··· Exercise input
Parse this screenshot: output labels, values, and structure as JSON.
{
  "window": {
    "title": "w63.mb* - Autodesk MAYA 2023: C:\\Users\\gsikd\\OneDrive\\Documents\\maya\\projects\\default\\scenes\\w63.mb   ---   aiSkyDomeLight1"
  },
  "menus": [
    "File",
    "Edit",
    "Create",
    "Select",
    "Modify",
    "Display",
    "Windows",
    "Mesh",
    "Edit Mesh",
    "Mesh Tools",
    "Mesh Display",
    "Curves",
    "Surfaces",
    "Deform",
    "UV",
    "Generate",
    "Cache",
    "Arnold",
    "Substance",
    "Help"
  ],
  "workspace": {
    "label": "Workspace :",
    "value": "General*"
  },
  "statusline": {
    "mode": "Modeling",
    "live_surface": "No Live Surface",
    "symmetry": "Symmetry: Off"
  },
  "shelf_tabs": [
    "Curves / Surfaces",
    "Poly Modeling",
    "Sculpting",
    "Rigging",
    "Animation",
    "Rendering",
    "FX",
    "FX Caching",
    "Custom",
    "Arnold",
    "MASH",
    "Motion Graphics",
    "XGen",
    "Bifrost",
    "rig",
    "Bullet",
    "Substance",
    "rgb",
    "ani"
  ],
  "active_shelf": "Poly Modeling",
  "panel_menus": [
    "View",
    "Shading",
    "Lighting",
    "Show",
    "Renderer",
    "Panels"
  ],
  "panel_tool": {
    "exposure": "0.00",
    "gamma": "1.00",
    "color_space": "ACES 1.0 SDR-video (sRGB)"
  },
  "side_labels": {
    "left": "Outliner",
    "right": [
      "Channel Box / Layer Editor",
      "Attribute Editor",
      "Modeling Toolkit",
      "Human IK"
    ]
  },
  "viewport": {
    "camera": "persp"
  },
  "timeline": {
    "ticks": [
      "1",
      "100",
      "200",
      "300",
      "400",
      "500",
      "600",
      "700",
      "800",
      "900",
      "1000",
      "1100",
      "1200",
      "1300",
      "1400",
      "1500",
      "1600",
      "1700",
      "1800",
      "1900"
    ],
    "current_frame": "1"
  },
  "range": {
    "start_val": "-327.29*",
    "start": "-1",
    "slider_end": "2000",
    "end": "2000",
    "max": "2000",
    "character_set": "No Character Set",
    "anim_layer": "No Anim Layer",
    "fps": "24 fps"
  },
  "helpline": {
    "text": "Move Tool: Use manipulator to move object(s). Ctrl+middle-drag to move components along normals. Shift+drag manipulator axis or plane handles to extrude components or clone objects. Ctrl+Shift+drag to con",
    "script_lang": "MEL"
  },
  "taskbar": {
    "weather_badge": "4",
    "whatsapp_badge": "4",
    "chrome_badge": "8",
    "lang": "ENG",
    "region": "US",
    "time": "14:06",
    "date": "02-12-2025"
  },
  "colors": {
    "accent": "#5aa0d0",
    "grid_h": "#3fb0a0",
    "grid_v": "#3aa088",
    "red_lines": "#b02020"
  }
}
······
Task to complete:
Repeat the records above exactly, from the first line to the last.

Answer box:
Parse this screenshot: output labels, values, and structure as JSON.
{
  "window": {
    "title": "w63.mb* - Autodesk MAYA 2023: C:\\Users\\gsikd\\OneDrive\\Documents\\maya\\projects\\default\\scenes\\w63.mb   ---   aiSkyDomeLight1"
  },
  "menus": [
    "File",
    "Edit",
    "Create",
    "Select",
    "Modify",
    "Display",
    "Windows",
    "Mesh",
    "Edit Mesh",
    "Mesh Tools",
    "Mesh Display",
    "Curves",
    "Surfaces",
    "Deform",
    "UV",
    "Generate",
    "Cache",
    "Arnold",
    "Substance",
    "Help"
  ],
  "workspace": {
    "label": "Workspace :",
    "value": "General*"
  },
  "statusline": {
    "mode": "Modeling",
    "live_surface": "No Live Surface",
    "symmetry": "Symmetry: Off"
  },
  "shelf_tabs": [
    "Curves / Surfaces",
    "Poly Modeling",
    "Sculpting",
    "Rigging",
    "Animation",
    "Rendering",
    "FX",
    "FX Caching",
    "Custom",
    "Arnold",
    "MASH",
    "Motion Graphics",
    "XGen",
    "Bifrost",
    "rig",
    "Bullet",
    "Substance",
    "rgb",
    "ani"
  ],
  "active_shelf": "Poly Modeling",
  "panel_menus": [
    "View",
    "Shading",
    "Lighting",
    "Show",
    "Renderer",
    "Panels"
  ],
  "panel_tool": {
    "exposure": "0.00",
    "gamma": "1.00",
    "color_space": "ACES 1.0 SDR-video (sRGB)"
  },
  "side_labels": {
    "left": "Outliner",
    "right": [
      "Channel Box / Layer Editor",
      "Attribute Editor",
      "Modeling Toolkit",
      "Human IK"
    ]
  },
  "viewport": {
    "camera": "persp"
  },
  "timeline": {
    "ticks": [
      "1",
      "100",
      "200",
      "300",
      "400",
      "500",
      "600",
      "700",
      "800",
      "900",
      "1000",
      "1100",
      "1200",
      "1300",
      "1400",
      "1500",
      "1600",
      "1700",
      "1800",
      "1900"
    ],
    "current_frame": "1"
  },
  "range": {
    "start_val": "-327.29*",
    "start": "-1",
    "slider_end": "2000",
    "end": "2000",
    "max": "2000",
    "character_set": "No Character Set",
    "anim_layer": "No Anim Layer",
    "fps": "24 fps"
  },
  "helpline": {
    "text": "Move Tool: Use manipulator to move object(s). Ctrl+middle-drag to move components along normals. Shift+drag manipulator axis or plane handles to extrude components or clone objects. Ctrl+Shift+drag to con",
    "script_lang": "MEL"
  },
  "taskbar": {
    "weather_badge": "4",
    "whatsapp_badge": "4",
    "chrome_badge": "8",
    "lang": "ENG",
    "region": "US",
    "time": "14:06",
    "date": "02-12-2025"
  },
  "colors": {
    "accent": "#5aa0d0",
    "grid_h": "#3fb0a0",
    "grid_v": "#3aa088",
    "red_lines": "#b02020"
  }
}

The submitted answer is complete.